** Opening SUPPLIED RECORDS block **

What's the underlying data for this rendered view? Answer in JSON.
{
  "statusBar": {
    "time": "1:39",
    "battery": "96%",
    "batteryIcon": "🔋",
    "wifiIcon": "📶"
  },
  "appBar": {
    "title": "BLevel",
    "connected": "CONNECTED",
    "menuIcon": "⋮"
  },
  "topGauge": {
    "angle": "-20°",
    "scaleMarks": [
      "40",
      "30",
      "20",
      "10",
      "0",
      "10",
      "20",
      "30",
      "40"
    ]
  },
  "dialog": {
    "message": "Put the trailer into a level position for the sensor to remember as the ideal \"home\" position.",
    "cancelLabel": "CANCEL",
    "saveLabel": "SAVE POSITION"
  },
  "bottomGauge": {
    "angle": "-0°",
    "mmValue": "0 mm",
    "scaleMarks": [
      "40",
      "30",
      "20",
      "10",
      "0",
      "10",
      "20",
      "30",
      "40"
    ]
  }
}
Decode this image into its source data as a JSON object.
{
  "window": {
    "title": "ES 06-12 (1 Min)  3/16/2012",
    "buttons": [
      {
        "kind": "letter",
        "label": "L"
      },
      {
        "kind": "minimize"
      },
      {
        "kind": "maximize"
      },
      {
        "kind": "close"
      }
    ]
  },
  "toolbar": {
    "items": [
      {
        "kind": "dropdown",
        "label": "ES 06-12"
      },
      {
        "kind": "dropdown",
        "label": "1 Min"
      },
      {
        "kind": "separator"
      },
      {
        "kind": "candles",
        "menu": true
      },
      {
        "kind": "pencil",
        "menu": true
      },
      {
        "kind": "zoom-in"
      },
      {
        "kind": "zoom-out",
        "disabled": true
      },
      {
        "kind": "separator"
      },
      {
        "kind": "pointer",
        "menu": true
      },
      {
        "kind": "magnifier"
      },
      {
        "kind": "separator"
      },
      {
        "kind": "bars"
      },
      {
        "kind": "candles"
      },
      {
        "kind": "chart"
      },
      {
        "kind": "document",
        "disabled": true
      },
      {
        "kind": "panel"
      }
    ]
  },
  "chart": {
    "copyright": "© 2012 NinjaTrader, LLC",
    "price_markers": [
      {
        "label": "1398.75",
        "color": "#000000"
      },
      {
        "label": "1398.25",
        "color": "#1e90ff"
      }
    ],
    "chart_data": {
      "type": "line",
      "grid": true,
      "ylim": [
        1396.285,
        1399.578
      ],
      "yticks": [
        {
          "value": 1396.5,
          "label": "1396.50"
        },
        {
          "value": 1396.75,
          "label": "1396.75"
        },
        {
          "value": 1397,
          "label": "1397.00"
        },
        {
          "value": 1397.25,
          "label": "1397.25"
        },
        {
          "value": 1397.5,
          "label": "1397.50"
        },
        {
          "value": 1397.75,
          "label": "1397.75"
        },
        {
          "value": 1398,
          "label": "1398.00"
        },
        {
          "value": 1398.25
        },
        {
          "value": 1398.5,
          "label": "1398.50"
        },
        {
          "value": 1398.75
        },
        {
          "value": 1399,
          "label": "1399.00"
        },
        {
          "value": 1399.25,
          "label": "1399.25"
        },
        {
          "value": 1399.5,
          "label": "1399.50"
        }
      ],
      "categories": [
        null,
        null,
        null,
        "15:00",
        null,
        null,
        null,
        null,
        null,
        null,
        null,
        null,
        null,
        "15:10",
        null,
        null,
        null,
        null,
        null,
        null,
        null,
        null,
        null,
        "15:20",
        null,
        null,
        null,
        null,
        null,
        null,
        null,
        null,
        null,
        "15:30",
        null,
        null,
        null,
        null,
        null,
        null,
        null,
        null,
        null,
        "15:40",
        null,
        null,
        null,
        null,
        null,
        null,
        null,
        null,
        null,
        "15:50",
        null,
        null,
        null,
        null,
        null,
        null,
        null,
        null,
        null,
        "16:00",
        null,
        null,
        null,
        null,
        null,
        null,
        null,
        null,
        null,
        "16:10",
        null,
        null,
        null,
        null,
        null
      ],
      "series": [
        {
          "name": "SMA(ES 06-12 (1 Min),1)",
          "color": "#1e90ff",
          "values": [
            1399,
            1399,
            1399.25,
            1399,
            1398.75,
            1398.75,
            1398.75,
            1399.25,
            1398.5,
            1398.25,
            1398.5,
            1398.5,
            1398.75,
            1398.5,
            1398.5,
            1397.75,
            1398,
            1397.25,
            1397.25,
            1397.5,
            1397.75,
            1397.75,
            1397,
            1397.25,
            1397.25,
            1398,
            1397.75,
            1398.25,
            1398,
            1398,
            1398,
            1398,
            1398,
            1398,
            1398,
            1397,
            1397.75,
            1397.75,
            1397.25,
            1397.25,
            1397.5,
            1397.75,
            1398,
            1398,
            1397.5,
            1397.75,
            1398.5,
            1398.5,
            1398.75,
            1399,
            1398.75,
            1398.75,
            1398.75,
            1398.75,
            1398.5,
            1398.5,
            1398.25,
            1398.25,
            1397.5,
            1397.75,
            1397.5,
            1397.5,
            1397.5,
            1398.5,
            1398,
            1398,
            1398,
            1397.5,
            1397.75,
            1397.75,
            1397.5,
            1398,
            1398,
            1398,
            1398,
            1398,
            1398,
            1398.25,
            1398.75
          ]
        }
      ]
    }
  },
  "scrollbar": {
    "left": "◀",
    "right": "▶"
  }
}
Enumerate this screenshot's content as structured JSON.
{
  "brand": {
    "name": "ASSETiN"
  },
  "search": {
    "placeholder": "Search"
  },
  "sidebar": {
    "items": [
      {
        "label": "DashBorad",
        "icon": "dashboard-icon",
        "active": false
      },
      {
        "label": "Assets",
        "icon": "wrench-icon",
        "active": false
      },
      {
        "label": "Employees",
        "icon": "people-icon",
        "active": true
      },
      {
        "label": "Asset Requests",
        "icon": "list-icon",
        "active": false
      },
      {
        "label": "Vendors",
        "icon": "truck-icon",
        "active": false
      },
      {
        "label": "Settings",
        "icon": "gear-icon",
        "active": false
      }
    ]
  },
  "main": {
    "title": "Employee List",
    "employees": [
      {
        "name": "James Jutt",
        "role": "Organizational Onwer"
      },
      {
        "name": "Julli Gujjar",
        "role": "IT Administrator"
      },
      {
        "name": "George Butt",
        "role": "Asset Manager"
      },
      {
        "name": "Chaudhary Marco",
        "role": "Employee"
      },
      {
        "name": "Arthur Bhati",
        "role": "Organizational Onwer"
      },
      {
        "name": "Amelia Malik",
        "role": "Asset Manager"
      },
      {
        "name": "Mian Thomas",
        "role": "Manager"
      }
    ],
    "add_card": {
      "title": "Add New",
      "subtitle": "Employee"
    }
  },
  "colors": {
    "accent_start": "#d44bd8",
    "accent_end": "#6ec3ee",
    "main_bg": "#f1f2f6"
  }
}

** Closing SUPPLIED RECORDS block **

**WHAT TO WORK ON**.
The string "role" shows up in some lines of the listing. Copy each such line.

**RESPONSE BELOW**.
        "role": "Organizational Onwer"
        "role": "IT Administrator"
        "role": "Asset Manager"
        "role": "Employee"
        "role": "Organizational Onwer"
        "role": "Asset Manager"
        "role": "Manager"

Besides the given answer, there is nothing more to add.